Go Techie for Veggies

With World Kitchen Garden Day taking place this weekend, we take a look at some of the ways technology is helping kitchen gardeners worldwide cultivate a better homegrown crop.

Author Anna Rees, 08.20.13

With World Kitchen Garden Day taking place this weekend, we take a look at some of the ways technology is helping kitchen gardeners worldwide cultivate a better homegrown crop.

Much has been said of late about the rewards urban agriculture can reap. What can start out as hobby has the potential to yield substantial benefits for the environment, food security and, on a personal level, the weekly household shopping bill. Lately, there has been an advent of technological tools designed to facilitate setting up and managing your own kitchen garden. From smartphone apps that plot gardens to infrared cameras measuring plant photosynthesis, there is a host of tech support on the market to suit gardening novices and pros alike.

Apps for Apples…and a Whole Lot More

There is a variety of mobile apps on offer to help plot gardens, calculate the number of plants suitable for an lot and advise long-term planning and care strategies for your kitchen garden. Garden Plan Pro (from GrowVeg.com and available for desktop, iPhone and iPad) relies on an extensive database of plants and records from more than 6,500 weather stations worldwide to help you plot a garden of any size and shape. The app gets you started by calculating how many plants can fit in the amount of space you have, advise on suitable crop rotation and help with long-term planning and and care for your garden.

Steady, Aim, Shoot

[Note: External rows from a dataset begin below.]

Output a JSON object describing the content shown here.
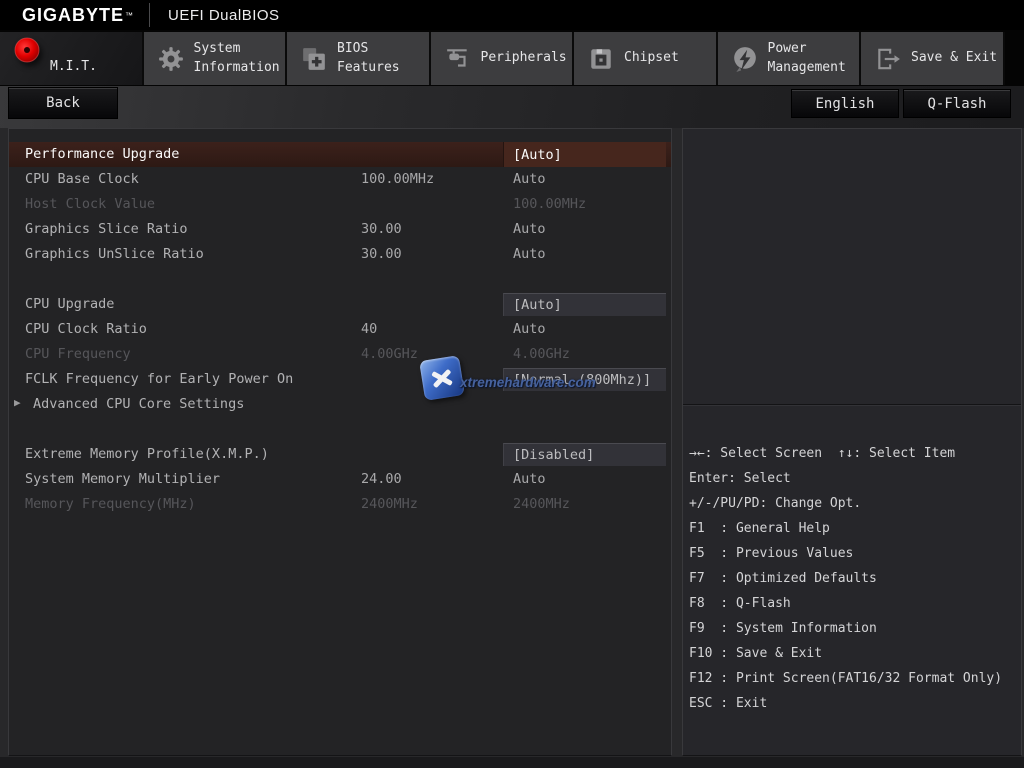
{
  "header": {
    "brand": "GIGABYTE",
    "brand_tm": "™",
    "title": "UEFI DualBIOS"
  },
  "tabs": [
    {
      "label": "M.I.T.",
      "active": true
    },
    {
      "label": "System Information",
      "active": false
    },
    {
      "label": "BIOS Features",
      "active": false
    },
    {
      "label": "Peripherals",
      "active": false
    },
    {
      "label": "Chipset",
      "active": false
    },
    {
      "label": "Power Management",
      "active": false
    },
    {
      "label": "Save & Exit",
      "active": false
    }
  ],
  "toolbar": {
    "back_label": "Back",
    "language_label": "English",
    "qflash_label": "Q-Flash"
  },
  "settings": {
    "rows": [
      {
        "label": "Performance Upgrade",
        "mid": "",
        "value": "[Auto]",
        "state": "selected"
      },
      {
        "label": "CPU Base Clock",
        "mid": "100.00MHz",
        "value": "Auto",
        "state": "normal"
      },
      {
        "label": "Host Clock Value",
        "mid": "",
        "value": "100.00MHz",
        "state": "disabled"
      },
      {
        "label": "Graphics Slice Ratio",
        "mid": "30.00",
        "value": "Auto",
        "state": "normal"
      },
      {
        "label": "Graphics UnSlice Ratio",
        "mid": "30.00",
        "value": "Auto",
        "state": "normal"
      },
      {
        "label": "CPU Upgrade",
        "mid": "",
        "value": "[Auto]",
        "state": "boxed"
      },
      {
        "label": "CPU Clock Ratio",
        "mid": "40",
        "value": "Auto",
        "state": "normal"
      },
      {
        "label": "CPU Frequency",
        "mid": "4.00GHz",
        "value": "4.00GHz",
        "state": "disabled"
      },
      {
        "label": "FCLK Frequency for Early Power On",
        "mid": "",
        "value": "[Normal (800Mhz)]",
        "state": "boxed"
      },
      {
        "label": "Advanced CPU Core Settings",
        "mid": "",
        "value": "",
        "state": "submenu",
        "arrow": "▶"
      },
      {
        "label": "Extreme Memory Profile(X.M.P.)",
        "mid": "",
        "value": "[Disabled]",
        "state": "boxed"
      },
      {
        "label": "System Memory Multiplier",
        "mid": "24.00",
        "value": "Auto",
        "state": "normal"
      },
      {
        "label": "Memory Frequency(MHz)",
        "mid": "2400MHz",
        "value": "2400MHz",
        "state": "disabled"
      }
    ]
  },
  "help": {
    "lines": [
      "→←: Select Screen  ↑↓: Select Item",
      "Enter: Select",
      "+/-/PU/PD: Change Opt.",
      "F1  : General Help",
      "F5  : Previous Values",
      "F7  : Optimized Defaults",
      "F8  : Q-Flash",
      "F9  : System Information",
      "F10 : Save & Exit",
      "F12 : Print Screen(FAT16/32 Format Only)",
      "ESC : Exit"
    ]
  },
  "watermark": {
    "text": "xtremehardware.com"
  },
  "colors": {
    "accent_red": "#e00000",
    "highlight_row": "#331d17",
    "panel_bg": "#232325",
    "tab_inactive": "#3d3d3f",
    "watermark_blue": "#3e6cc8"
  }
}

Cameras are also becoming a trusty gardening tool. Seen a striking flower that you’d like to add to your own home foliage but unsure of what it is? The Google Search app has a feature called Google Goggles which allows users to (among other things) snap pictures of flowers, plants and veggies on a camera phone and the app will search Google’s image database to identify the plant species.

Infragram is a new project that provides people with the tools for assessing a key element of plant health. Created by the team at Public Lab, the Infragram project comprises special-made, low-cost cameras and lenses that allow users to capture infrared imagery to help measure the rate at which plants are converting light into oxygen, a tried and true method of examining plant health long used by farmers and NASA. The project is still in the development phase, with the Massachussetts-based team just completing a very successful Kickstarter campaign (though it is unclear whether Infragram products will become available outside the USA).

Licensed under: Creative Commons - Attribution Share Alike jeferonix Infragram sample conversion

Keeping It Simple…and Soil-less

Growing plants without soil beggars belief, if you go by conventional gardening wisdom. Yet a group of crafty gardeners at Pepperagro in Bangalore looked to provide urban agriculture solutions to city-dwellers while simultaneously keeping the population’s need for fertile soil in check. Their idea? An organic, eco-friendly planting box that comes ready to install with potting bag, organic potting mix and organic additive and just requires seeds and water.

Find out more about World Kitchen Garden Day by visiting the websites of international body Kitchen Gardeners International and Urban Leaves in Mumbai and check out our step-by-step guide to setting up your own kitchen garden.

Author: Anna Rees/ RESET editorial

Urban agriculture and the food security problem

The Hindu Business Line recently ran an article detailing how urban agriculture is a key means of addressing issues surrounding food security.

How To: Start Your Own Urban or Community Garden

From Berlin to Bangalore, backyard-deprived urban dwellers are using every spare inch of space to grow gardens on terraces and rooftops while others are pooling talents and resources to set up and manage community gardens.